Tuscaloosa, the home of the Alabama Crimson Tide, is not exactly a buzzing hub for eventing. Lizzie Walters, a junior at Alabama, kept tabs on the schools that were developing eventing teams and realized there could be other eventers at school with her who were looking to form a team. “I made a Facebook group with just two girls I knew who rode and asked them to spread the word just because I missed my eventing community,” Lizzie said. “The word spread much faster than I thought, and soon I had enough interest to start a club.”
Having found several like-minded individuals by September 2013, Lizzie set about organizing the club and applying for funding from the university’s Student Activity Council Funding Board for help with competition costs. The eventing team received official recognition as a club sport from the university in November 2013.

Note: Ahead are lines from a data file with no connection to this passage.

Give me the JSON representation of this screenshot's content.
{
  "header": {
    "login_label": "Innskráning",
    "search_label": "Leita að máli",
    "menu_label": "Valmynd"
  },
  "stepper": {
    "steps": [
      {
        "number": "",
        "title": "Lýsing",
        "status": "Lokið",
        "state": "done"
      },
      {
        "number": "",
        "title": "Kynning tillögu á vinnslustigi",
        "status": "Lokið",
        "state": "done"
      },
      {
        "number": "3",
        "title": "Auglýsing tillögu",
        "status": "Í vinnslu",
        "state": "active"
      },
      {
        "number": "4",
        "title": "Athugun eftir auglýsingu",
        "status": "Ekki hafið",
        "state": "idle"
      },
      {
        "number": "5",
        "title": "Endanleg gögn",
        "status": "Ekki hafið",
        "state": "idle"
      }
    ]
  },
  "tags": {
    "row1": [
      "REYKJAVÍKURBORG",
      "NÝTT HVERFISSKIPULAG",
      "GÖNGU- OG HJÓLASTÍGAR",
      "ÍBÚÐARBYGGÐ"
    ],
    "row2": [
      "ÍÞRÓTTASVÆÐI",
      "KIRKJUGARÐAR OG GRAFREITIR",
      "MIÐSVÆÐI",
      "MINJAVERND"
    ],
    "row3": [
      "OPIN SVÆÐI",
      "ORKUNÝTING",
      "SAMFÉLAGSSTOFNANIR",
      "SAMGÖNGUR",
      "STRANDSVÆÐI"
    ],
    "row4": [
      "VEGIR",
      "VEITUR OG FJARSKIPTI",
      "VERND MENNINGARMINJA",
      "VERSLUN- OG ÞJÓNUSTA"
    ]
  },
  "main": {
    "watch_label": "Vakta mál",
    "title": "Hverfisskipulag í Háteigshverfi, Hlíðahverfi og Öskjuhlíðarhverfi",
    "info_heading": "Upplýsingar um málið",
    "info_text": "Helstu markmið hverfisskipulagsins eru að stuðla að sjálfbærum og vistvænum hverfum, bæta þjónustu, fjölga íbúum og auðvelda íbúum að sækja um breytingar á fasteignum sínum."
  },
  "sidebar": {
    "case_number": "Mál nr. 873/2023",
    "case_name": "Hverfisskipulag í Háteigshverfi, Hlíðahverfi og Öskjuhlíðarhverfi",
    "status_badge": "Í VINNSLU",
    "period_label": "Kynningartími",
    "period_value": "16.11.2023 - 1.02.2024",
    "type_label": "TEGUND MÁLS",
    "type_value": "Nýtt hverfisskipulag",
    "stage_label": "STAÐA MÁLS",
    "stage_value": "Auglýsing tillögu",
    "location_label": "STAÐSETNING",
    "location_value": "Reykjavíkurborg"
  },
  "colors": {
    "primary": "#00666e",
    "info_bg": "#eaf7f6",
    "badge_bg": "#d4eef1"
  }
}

While the team hopes to focus more on competition as their membership grows, a big focal point for the team members right now is to create a supportive environment for eventers. “Our club is not solely based on competing,” Lizzie said. “My purpose for starting the club was just to get everyone back in the saddle. So many of us have had to stop riding since coming to school, and this club connects riders with horses and barns that need a hand.”
A few of the members on the team either do not own their own horse or were unable to bring their horses to school with them. To that end, the team works hard to assist riders who are looking for a lesson program, lease or a riderless horse while they are at school. “Right now we have more opportunities than we do riders, which is a really good thing,” Lizzie said.
She said that she gets almost daily emails and phone calls from people who are either looking to place a horse in the Alabama Eventing program or someone to help out with exercising horses. For team members who are without a horse, there are endless possibilities for being involved on the eventing scene.
The Alabama Eventing team has a strong roster of about 20 members currently, and more are always welcome. Experience levels range from members who have not competed to some actively competing at Preliminary or above. Because of this, there are plenty of opportunities for the team members to help each other out. “We’ve all kind of become each other’s trainers; it makes us work together a lot more,” Lizzie said.
The team is currently based out of several different barns in the area, but there is not a designated coach for the team at this time, although Bryan Tweed and Jim Graham have both helped out with clinics and lessons. Lizzie hopes that with additional sponsors and fundraising, the team will be able to bring in other clinicians in the future.
Most recently, the Alabama Eventing team received the good news that they had been awarded $2,000 in funding from the university that is allocated to use to send a team to the Intercollegiate Eventing League’s Spring 2014 College Challenge at Chattahoochee Hills Horse Trials.
“I did a presentation (to the Student Activity Council Funding Board) on why our club should receive the funding and what we do,” Lizzie said. “I had to explain what eventing is and why it was important that we attend the spring challenge.” Within a short amount of time, the funding was approved, and now the team is hard at work preparing for its first formal competition.
Lizzie is very thankful for the support she has received from the collegiate eventing community as the Alabama Eventing team continues to grow. “Other schools have been so supportive and have really helped me get on the right track with getting this team started,” she said. For more information on the University of Alabama Eventing Team, visit its Facebook page.